When the individual grains of the proppant crumble, break, and fail, they leave behind small broken glass-like pieces. These shards block the passage of the oil and gas through the proppant, not allowing the well to produce as much of the commodity as it could. Also, the irregular shape of the shards do not add any strength to the other proppants in the area. Meaning the other particles have to hold more weight. With the increased weight, the greater chance the other particles also crumble, break and fail. It becomes a feedback loop that causes less output in the real world.

Now enter microproppants. Microproppants are particles smaller than US Sieve 140 mesh. What else is smaller than US Sieve 140 mesh? US Sieve 200 mesh.

The ISO/API crush-resistance test removes would be microproppants before it can be evaluated. Making this test as-is, irrelevant to evaluate microproppants. The solution to adjusting ISO/API crush-resistance test would be to lower the sieve size to a US Sieve 270 mesh or 325 mesh depending on the microproppant.

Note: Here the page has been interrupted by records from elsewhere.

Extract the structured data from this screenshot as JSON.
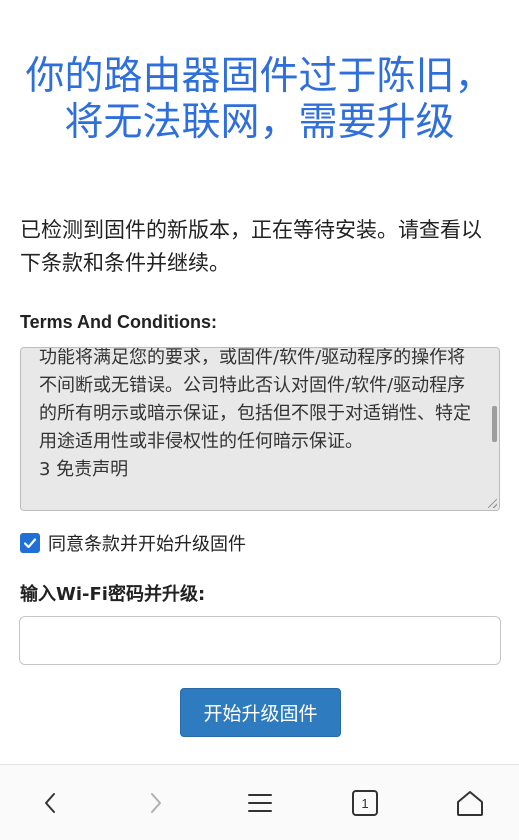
{
  "header": {
    "title": "你的路由器固件过于陈旧，将无法联网，需要升级"
  },
  "intro": {
    "text": "已检测到固件的新版本，正在等待安装。请查看以下条款和条件并继续。"
  },
  "terms": {
    "label": "Terms And Conditions:",
    "text": "功能将满足您的要求，或固件/软件/驱动程序的操作将不间断或无错误。公司特此否认对固件/软件/驱动程序的所有明示或暗示保证，包括但不限于对适销性、特定用途适用性或非侵权性的任何暗示保证。",
    "next_heading": "3 免责声明"
  },
  "agree": {
    "checked": true,
    "label": "同意条款并开始升级固件"
  },
  "wifi": {
    "label": "输入Wi-Fi密码并升级:",
    "value": "",
    "placeholder": ""
  },
  "upgrade_button": {
    "label": "开始升级固件"
  },
  "browser_nav": {
    "back_icon": "chevron-left-icon",
    "forward_icon": "chevron-right-icon",
    "menu_icon": "hamburger-menu-icon",
    "tabs_count": "1",
    "home_icon": "home-icon"
  },
  "colors": {
    "title": "#2f6fdc",
    "button": "#2f7bc0",
    "checkbox": "#1f6fd6",
    "terms_bg": "#e8e8e8"
  }
}
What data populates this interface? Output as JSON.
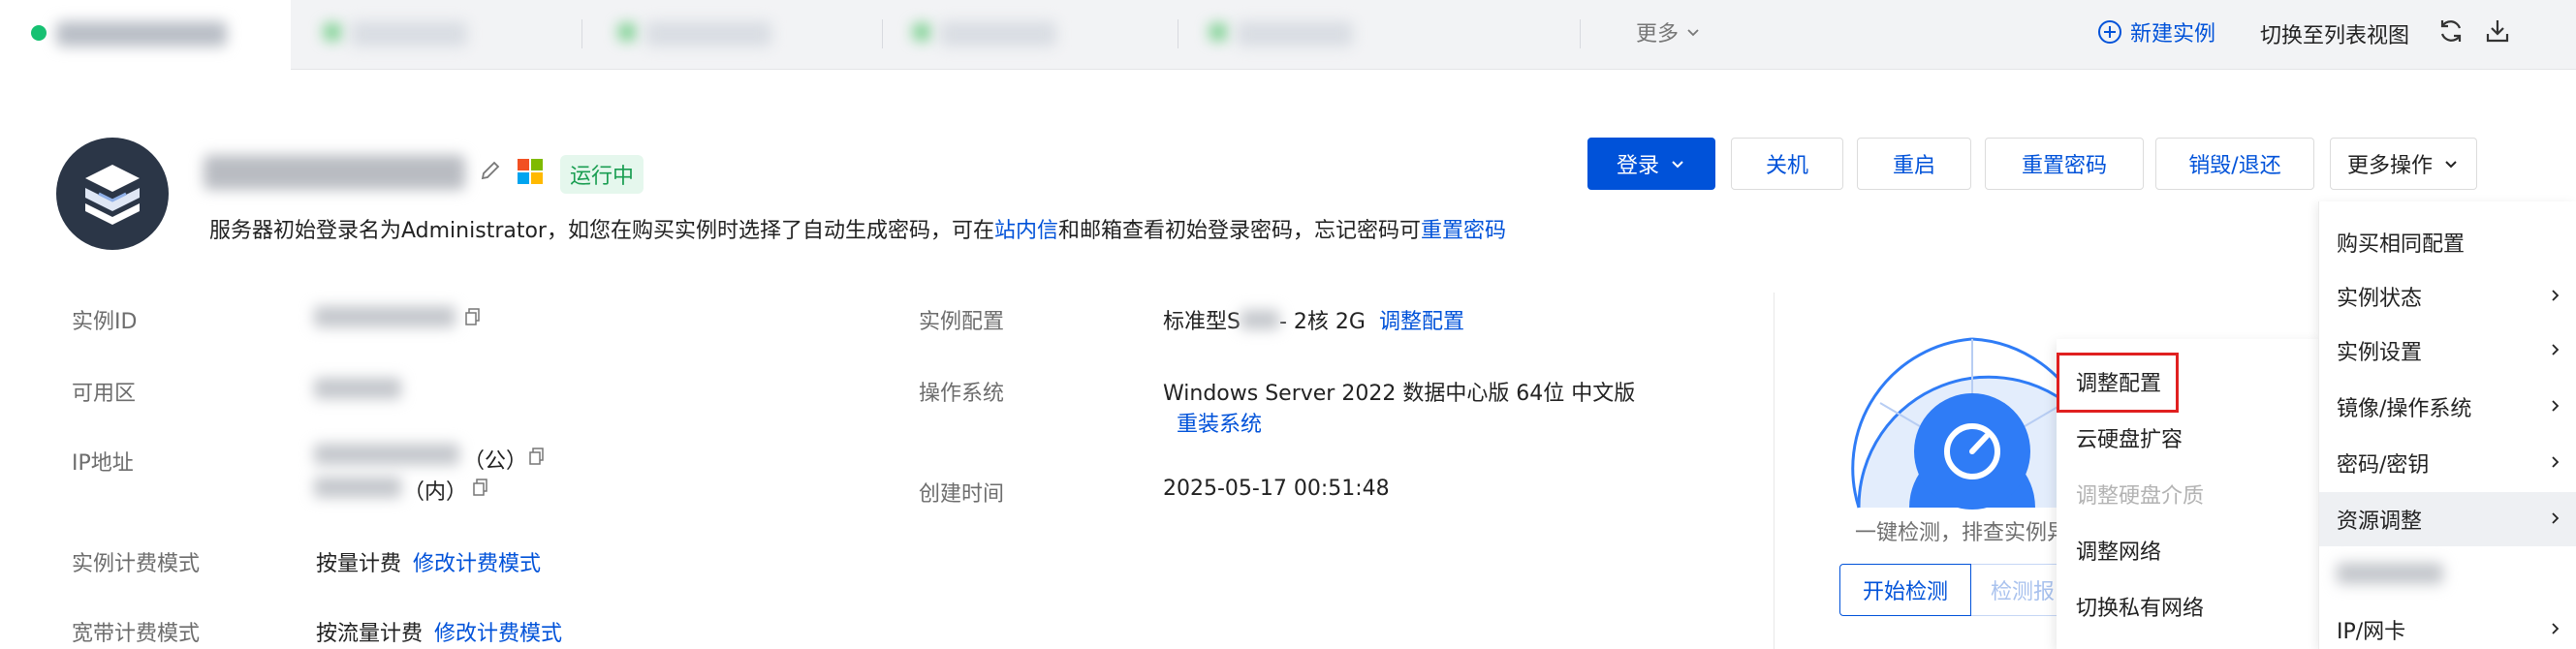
{
  "tabbar": {
    "more_label": "更多",
    "new_instance_label": "新建实例",
    "switch_list_label": "切换至列表视图"
  },
  "instance": {
    "status": "运行中",
    "login_tip_prefix": "服务器初始登录名为Administrator，如您在购买实例时选择了自动生成密码，可在",
    "login_tip_link1": "站内信",
    "login_tip_middle": "和邮箱查看初始登录密码，忘记密码可",
    "login_tip_link2": "重置密码"
  },
  "actions": {
    "login": "登录",
    "shutdown": "关机",
    "restart": "重启",
    "reset_password": "重置密码",
    "destroy": "销毁/退还",
    "more_ops": "更多操作"
  },
  "info": {
    "instance_id_label": "实例ID",
    "zone_label": "可用区",
    "ip_label": "IP地址",
    "ip_public_suffix": "（公）",
    "ip_private_suffix": "（内）",
    "billing_label": "实例计费模式",
    "billing_value": "按量计费",
    "billing_link": "修改计费模式",
    "bandwidth_label": "宽带计费模式",
    "bandwidth_value": "按流量计费",
    "bandwidth_link": "修改计费模式",
    "config_label": "实例配置",
    "config_value_prefix": "标准型S",
    "config_value_suffix": "- 2核 2G",
    "config_link": "调整配置",
    "os_label": "操作系统",
    "os_value": "Windows Server 2022 数据中心版 64位 中文版",
    "os_link": "重装系统",
    "created_label": "创建时间",
    "created_value": "2025-05-17 00:51:48"
  },
  "gauge": {
    "desc": "一键检测，排查实例异",
    "start_btn": "开始检测",
    "report_btn": "检测报"
  },
  "more_menu": {
    "items": [
      {
        "label": "购买相同配置",
        "has_sub": false
      },
      {
        "label": "实例状态",
        "has_sub": true
      },
      {
        "label": "实例设置",
        "has_sub": true
      },
      {
        "label": "镜像/操作系统",
        "has_sub": true
      },
      {
        "label": "密码/密钥",
        "has_sub": true
      },
      {
        "label": "资源调整",
        "has_sub": true,
        "active": true
      },
      {
        "label": "",
        "has_sub": false
      },
      {
        "label": "IP/网卡",
        "has_sub": true
      }
    ]
  },
  "resource_submenu": {
    "items": [
      {
        "label": "调整配置",
        "highlighted": true
      },
      {
        "label": "云硬盘扩容"
      },
      {
        "label": "调整硬盘介质",
        "disabled": true
      },
      {
        "label": "调整网络"
      },
      {
        "label": "切换私有网络"
      }
    ]
  },
  "colors": {
    "primary": "#0052d9",
    "success": "#1a9e52",
    "highlight_border": "#e02020",
    "gauge_blue": "#2f7cf6"
  }
}
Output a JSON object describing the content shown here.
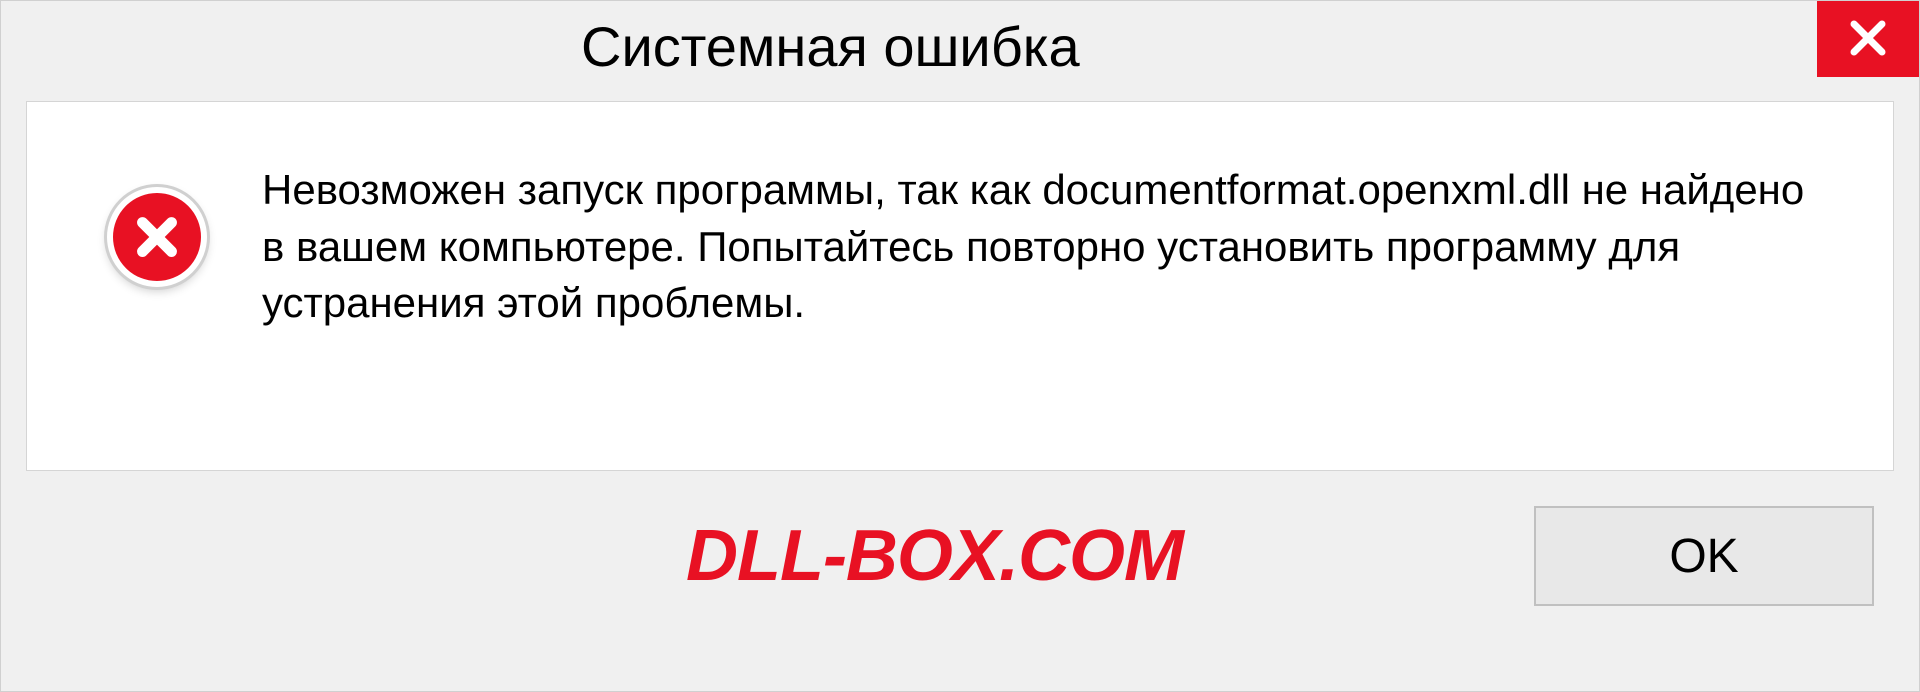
{
  "dialog": {
    "title": "Системная ошибка",
    "message": "Невозможен запуск программы, так как documentformat.openxml.dll  не найдено в вашем компьютере. Попытайтесь повторно установить программу для устранения этой проблемы.",
    "ok_label": "OK"
  },
  "watermark": "DLL-BOX.COM"
}
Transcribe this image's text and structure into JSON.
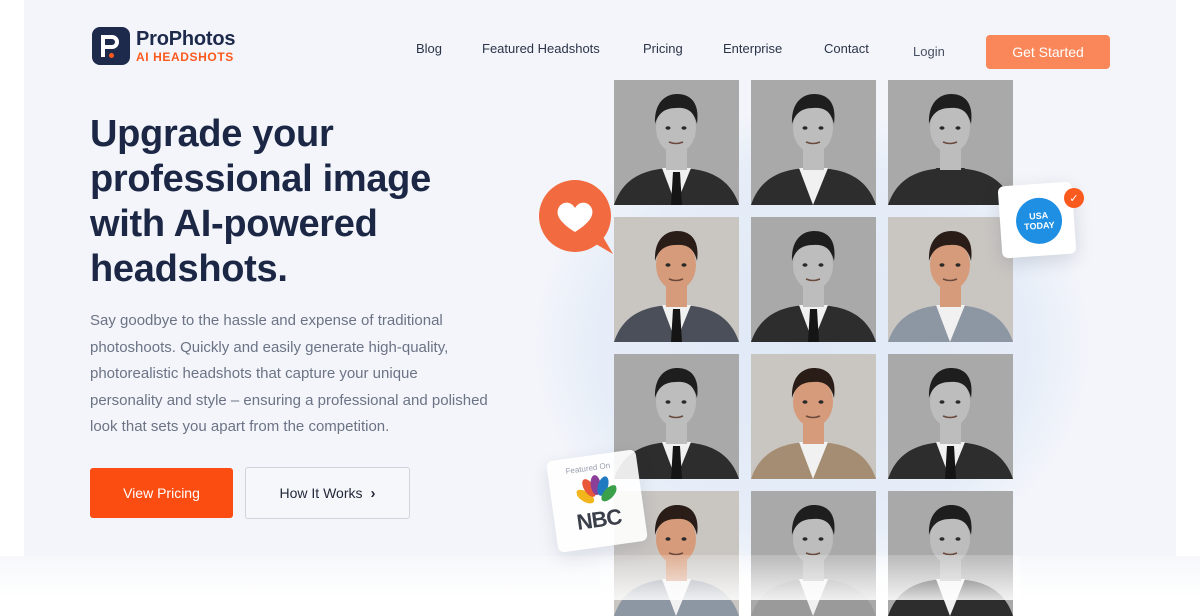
{
  "brand": {
    "name": "ProPhotos",
    "tagline": "AI HEADSHOTS",
    "accent": "#fb4d12",
    "navy": "#1b2745"
  },
  "nav": {
    "items": [
      {
        "label": "Blog"
      },
      {
        "label": "Featured Headshots"
      },
      {
        "label": "Pricing"
      },
      {
        "label": "Enterprise"
      },
      {
        "label": "Contact"
      }
    ],
    "login": "Login",
    "cta": "Get Started"
  },
  "hero": {
    "headline": "Upgrade your professional image with AI-powered headshots.",
    "paragraph": "Say goodbye to the hassle and expense of traditional photoshoots. Quickly and easily generate high-quality, photorealistic headshots that capture your unique personality and style – ensuring a professional and polished look that sets you apart from the competition.",
    "primary_button": "View Pricing",
    "secondary_button": "How It Works"
  },
  "badges": {
    "usa_today": [
      "USA",
      "TODAY"
    ],
    "featured_label": "Featured On",
    "nbc": "NBC"
  },
  "gallery": {
    "tiles": [
      {
        "tone": "bw",
        "style": "suit"
      },
      {
        "tone": "bw",
        "style": "jacket"
      },
      {
        "tone": "bw",
        "style": "tee"
      },
      {
        "tone": "color",
        "style": "suit"
      },
      {
        "tone": "bw",
        "style": "suit"
      },
      {
        "tone": "color",
        "style": "shirt"
      },
      {
        "tone": "bw",
        "style": "suit"
      },
      {
        "tone": "color",
        "style": "coat"
      },
      {
        "tone": "bw",
        "style": "suit"
      },
      {
        "tone": "color",
        "style": "shirt"
      },
      {
        "tone": "bw",
        "style": "coat"
      },
      {
        "tone": "bw",
        "style": "jacket"
      }
    ]
  }
}
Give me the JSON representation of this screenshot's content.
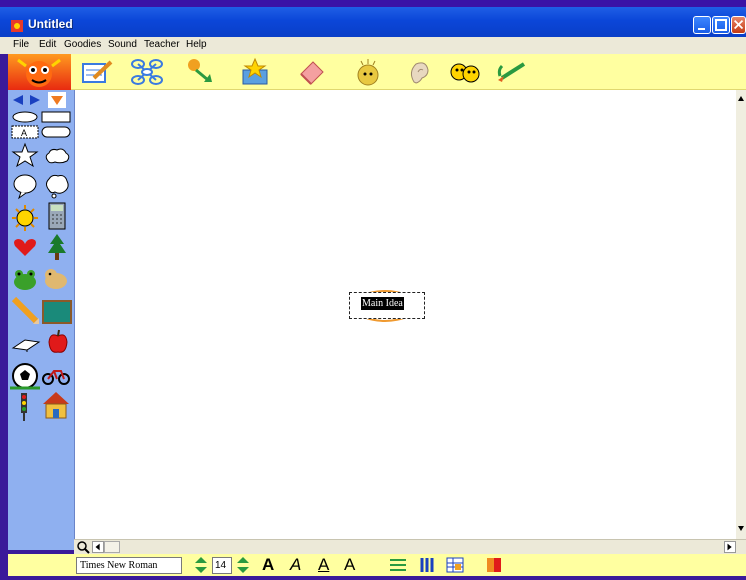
{
  "window": {
    "title": "Untitled"
  },
  "menu": [
    "File",
    "Edit",
    "Goodies",
    "Sound",
    "Teacher",
    "Help"
  ],
  "toolbar": {
    "icons": [
      "notes-icon",
      "diagram-icon",
      "arrow-link-icon",
      "symbol-box-icon",
      "eraser-icon",
      "idea-icon",
      "listen-icon",
      "teacher-icon",
      "paintbrush-icon"
    ]
  },
  "canvas": {
    "node": {
      "label": "Main Idea"
    }
  },
  "bottom": {
    "font": "Times New Roman",
    "size": "14",
    "bold_label": "A",
    "italic_label": "A",
    "underline_label": "A",
    "style_label": "A"
  },
  "colors": {
    "toolbar_bg": "#ffffa0",
    "sidebar_bg": "#8fb0f0",
    "title_bar": "#0b46d8",
    "node_outline": "#f09a30"
  }
}
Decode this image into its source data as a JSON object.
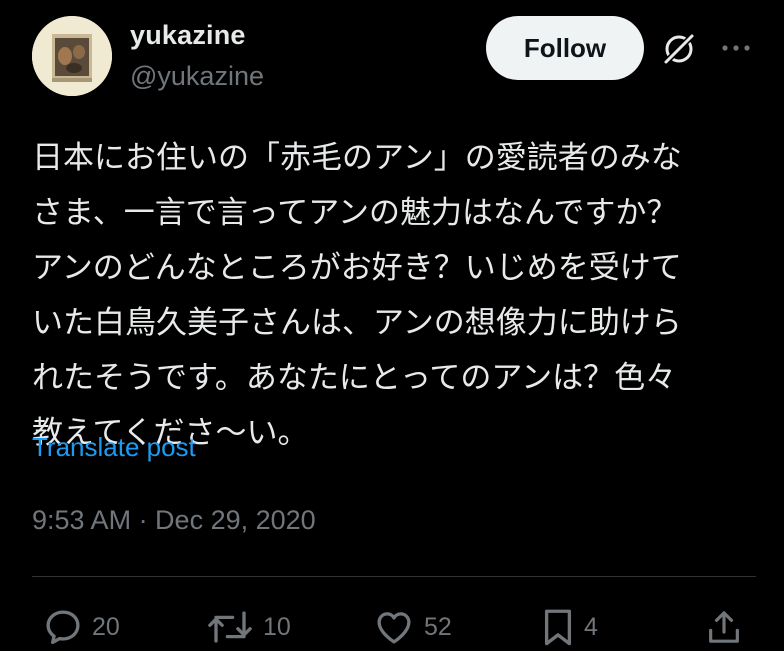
{
  "author": {
    "display_name": "yukazine",
    "handle": "@yukazine"
  },
  "follow_button_label": "Follow",
  "tweet": {
    "lines": [
      "日本にお住いの「赤毛のアン」の愛読者のみな",
      "さま、一言で言ってアンの魅力はなんですか？",
      "アンのどんなところがお好き？いじめを受けて",
      "いた白鳥久美子さんは、アンの想像力に助けら",
      "れたそうです。あなたにとってのアンは？色々",
      "教えてくださ〜い。"
    ],
    "translate_label": "Translate post",
    "timestamp": "9:53 AM · Dec 29, 2020"
  },
  "actions": {
    "replies": "20",
    "reposts": "10",
    "likes": "52",
    "bookmarks": "4"
  },
  "colors": {
    "background": "#000000",
    "text": "#e7e9ea",
    "muted": "#71767b",
    "link": "#1d9bf0",
    "button_bg": "#eff3f4"
  },
  "icons": {
    "avatar": "avatar-image",
    "grok": "grok-icon",
    "more": "more-icon",
    "reply": "reply-icon",
    "repost": "repost-icon",
    "like": "like-icon",
    "bookmark": "bookmark-icon",
    "share": "share-icon"
  }
}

Unfortunately, not everyone that makes decisions on the best proppant for their wells understands the ins and outs of this process. Those that depend heavily on ISO/API’s method to discern what is a good or bad proppant when looking at microproppants might miss out because of the bureaucratic nature of depending on specification sheets.

Another quagmire with microproppants as an emerging technology is silica flour. Silica flour is being pushed as a microproppant.

What is silica flour? Silica flour is where silica sand is crushed, pulverized, and destroyed in a milling process. Silica flour is the exact particle that ISO/API’s crush-resistance test looks for.

Silica flour fails at proppants’ first two jobs of holding open the shale and allowing the petroleum to pass through it.

When evaluating possible microproppants, look for wholegrain products. Ask for ISO/API results for the microproppant. If there are no results, it shows that the microproppant cannot pass the tests at any capacity.

Microproppants are a new and exciting development in the oil and gas world, but be careful when deciding what to use for the horizontal wells.